I spent a couple of days with the web crowd last week at Web Directions in Atlanta. Design matters on a website, where attention to user engagement can mean the difference between a flop and a million dollars.
I live in the software world, mostly around agile software development. When I talk about agile (and I think this is generally the case), I talk about benefits to the business and benefits to the team (though creating great teams has a business payoff as well).
We talk about a close relationship with the customer or product owner. I don’t know about you, but I’ve met lots of customers who know what they want, but not what they need. And I’ve met product owners who don’t know much about interface and interaction design. I don’t say that to blame them.
Aarron Walter (@aarron) had a little graphic that crystalized what I’d been thinking.
Agile methods manage business risk.

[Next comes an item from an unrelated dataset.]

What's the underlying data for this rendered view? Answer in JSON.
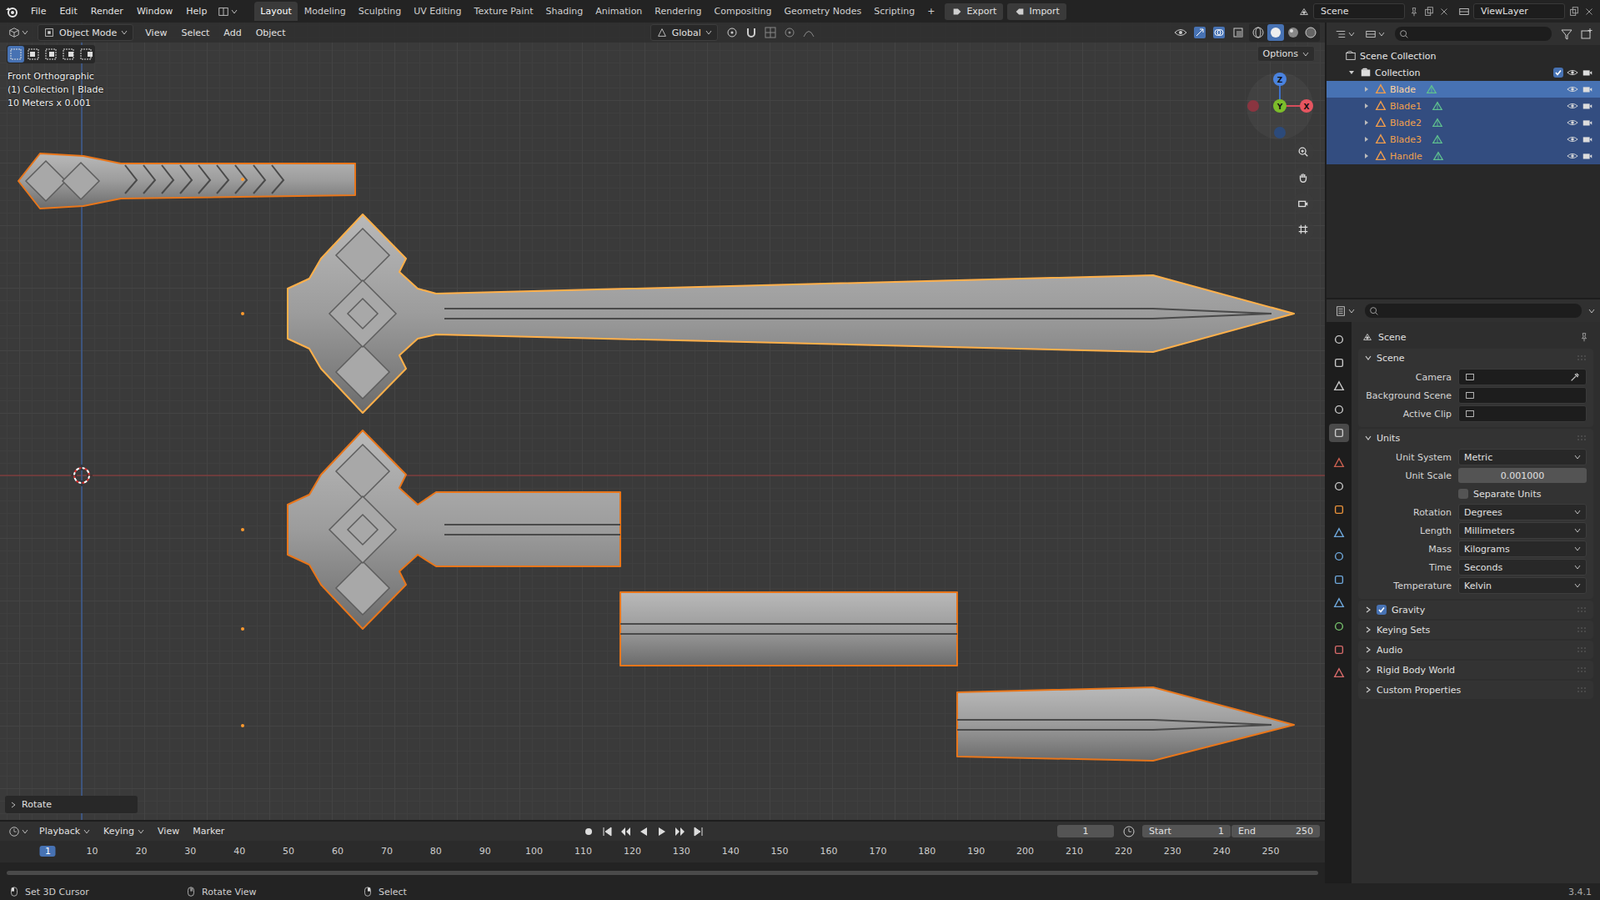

They can bring back enjoyment and pride in work for development teams. For the people who use our software, they make work life maybe less frustrating, because the software isn’t buggy, and maybe a little easier because the software does what it’s supposed to do. But I think we are aiming too low. Can we also make software a pleasure to use?
I’d like to collect some more information. How has your team incorporated UX/ID into short iterations?